CHICHESTER AND VICINITY 31
two bays and reconstructed; its Decorated windows, with geometrical tracery and beautiful ribbed vault, produce a glorious effect. In spite of its patchwork, it has a uniform appearance, and is one of the loveliest chapels of its kind. Early in the fourteenth century the south transept was furnished with a huge seven-light Decorated window, instead of the smaller openings that were there before ; under it is the tomb of its builder, Bishop Langton (1305-1337). The beauty of the tracery is somewhat set off by the rather indifferent Metz glass, which was in that town during the German siege of 1870, but suffered no harm. Like much of the glass in the Cathedral, it may be described as excellent in intention but vile both in colour and drawing. Late in the century the north transept was provided with a great seven-light Perpendicular window, and about the same time cloisters were provided, for, though the Cathedral was always secular, it was very usual for such a foundation to follow the fashion set by the abbeys. There was no clear space to do this in the regular way (i.e., by providing a cloister court south of the nave leading to the various necessary buildings), so a west walk was built southward from the south porch of the nave, a much longer east walk extended from the south door of the quire (or rather presbytery) to St. Faith's Chantry Chapel, and there were joined by a south walk, not at all parallel to the axis of the church. The south walk touches a fourteenth-century house (once assigned to the Wykehamical
dedicated to the Blessed Virgin ; one cannot be too careful to have the expression correct.
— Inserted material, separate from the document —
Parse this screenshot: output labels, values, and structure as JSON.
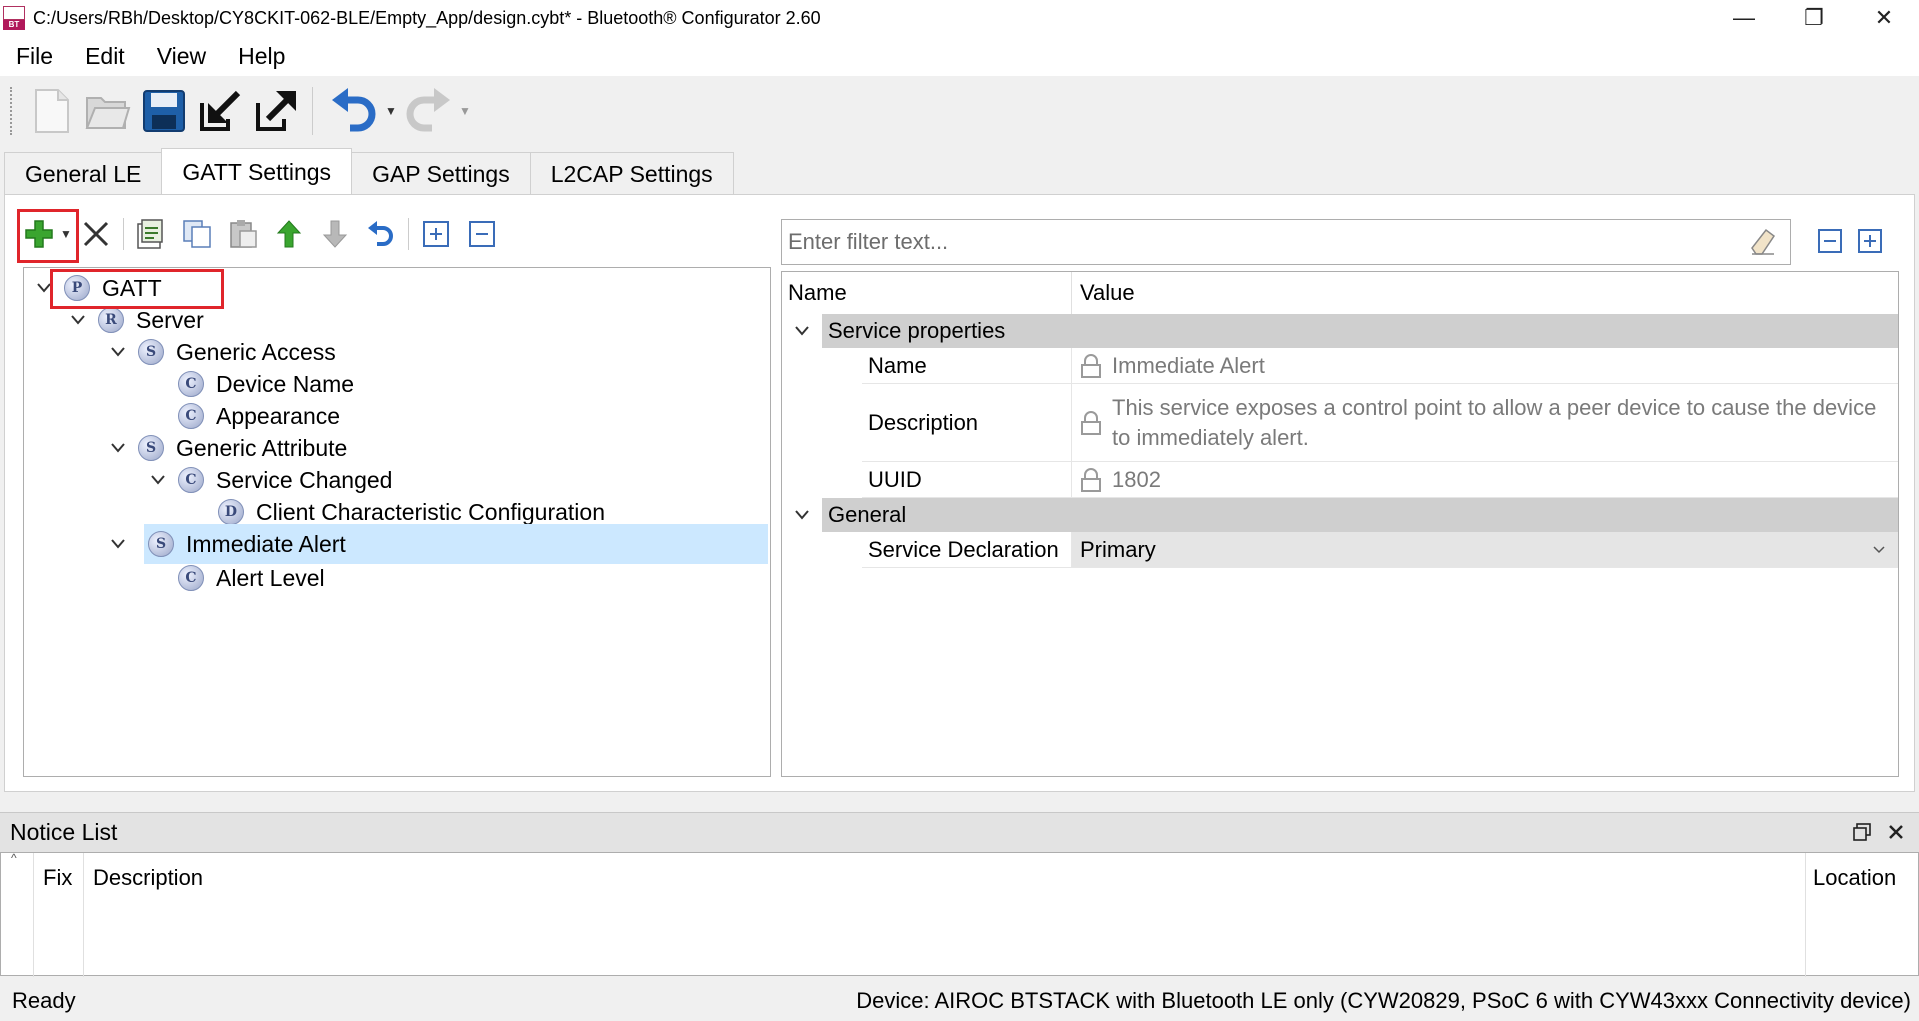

Only a few months ago I was told in a city overseas that the "ladies' room" at one of the churches cost * 100,000 !